Archive of the Yahoo! Groups mailing list for the Bug hand-launch glider 2002-2018

From: "dimple_kwok" <henry.kwok@...>
Date: Sunday, March 23, 2003 3:04 AM
Subject: Re: BUG for beginner?

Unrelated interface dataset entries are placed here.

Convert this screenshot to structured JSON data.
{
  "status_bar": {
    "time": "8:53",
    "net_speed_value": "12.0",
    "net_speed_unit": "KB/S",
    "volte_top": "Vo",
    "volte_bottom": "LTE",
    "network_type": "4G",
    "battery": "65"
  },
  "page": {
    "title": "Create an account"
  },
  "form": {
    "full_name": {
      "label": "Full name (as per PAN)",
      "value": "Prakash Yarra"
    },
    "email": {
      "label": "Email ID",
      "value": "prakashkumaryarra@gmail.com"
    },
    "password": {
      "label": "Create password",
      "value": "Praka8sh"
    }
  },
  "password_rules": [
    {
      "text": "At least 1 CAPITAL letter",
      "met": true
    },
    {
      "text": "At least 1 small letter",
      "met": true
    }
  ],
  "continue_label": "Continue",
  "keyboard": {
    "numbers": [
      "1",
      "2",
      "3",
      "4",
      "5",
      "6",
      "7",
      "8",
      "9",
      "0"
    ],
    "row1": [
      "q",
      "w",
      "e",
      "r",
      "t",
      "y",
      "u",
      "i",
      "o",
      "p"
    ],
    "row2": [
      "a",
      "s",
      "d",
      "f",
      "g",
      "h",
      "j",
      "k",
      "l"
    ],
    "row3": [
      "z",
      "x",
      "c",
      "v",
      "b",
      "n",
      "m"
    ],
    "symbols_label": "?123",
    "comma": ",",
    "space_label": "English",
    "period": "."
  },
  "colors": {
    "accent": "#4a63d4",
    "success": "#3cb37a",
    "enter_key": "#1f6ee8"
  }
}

Thank you Paul for your useful advices Yes I have ordered the plan but it is probably going to take weeks to come, since I live in New Zealand, which is so remote and most people would think is part of Australia. I do have on hand a copy of the magazine from the library, and from what you suggest I'd better photocopy / scan the pictures rather than relying on the one with the plan. The only thing I worried about with balsa is cutting the parts to right size and shape. Am I right in saying that for such a small plane that is not much room for error? With foamie it does not really matter if things are bit off, coz they will fly regardless. I guess I will buy myself an x-acto knife, since this is what most people use. Some web sites speak of scrow saw and disc sander although I honestly don't want to shell out that much money right now. I will however look at pawn shops and second hand market and see if I can pick up some used ones... Thanks again Paul Henry --- In BugHLG@yahoogroups.com, paul@b... wrote: > I assume you purchased the plans, and are going to > scratch-build one. > Your goal with the bug is to keep it light. I use a gws > single-conversion receiver that weighs about 5 grams. > The original design calls for a 555 receiver, but I > wouldn't use anything larger. > > Balsa skills: > The original article in the june 2001 RCM issue has > great pictures which the photocopied article you get > with your plans is lacking. I've scanned that article. > If you have a fast connection, I would be happy to > email you the pictures with captions. > > There are no great skills required other than to build > light. You could download several manuals from Great > Planes kits, such as the Fundango. Their instructions > are almost like textbooks in the way they present > construction techniques. The pictures area in this > group is also a great resource. > > You might as well put a cruciform tail on, as well as a > peg in the wing. It launches straight with the > cruciform. > > I think the bug would be a decent HLG for a > first-timer. Don't hesitate sending it off the edge for > some light-air sloping. > > By keeping it light, you'll keep it durable. So, other > than applying some CA to the wingtips and tailfeather > LE's any other weight will be a detriment. "The heavier > they are, the harder they fall." > > You'll need a small sanding block, a square, small > drill or pin-vise, 2-56 tap, medium CA and some > 5-minute epoxy. The only power tool that's required is > a dremel (or similar) with a cut-off wheel for trimming > the carbon tubes. Use an exacto to cut your ribs. I > prefer photocopying the ribs, and use some 3m77 to > tack the photocopy to the balsa sheet and carefully > cutting on the outlines. It's very accurate, and you'll > cut all your ribs out in less than an hour. Of course, > you'll also need an iron and heat gun. > > When flying, a bottle of CA in your pocket will > probably be all that is ever needed for expedient > repairs.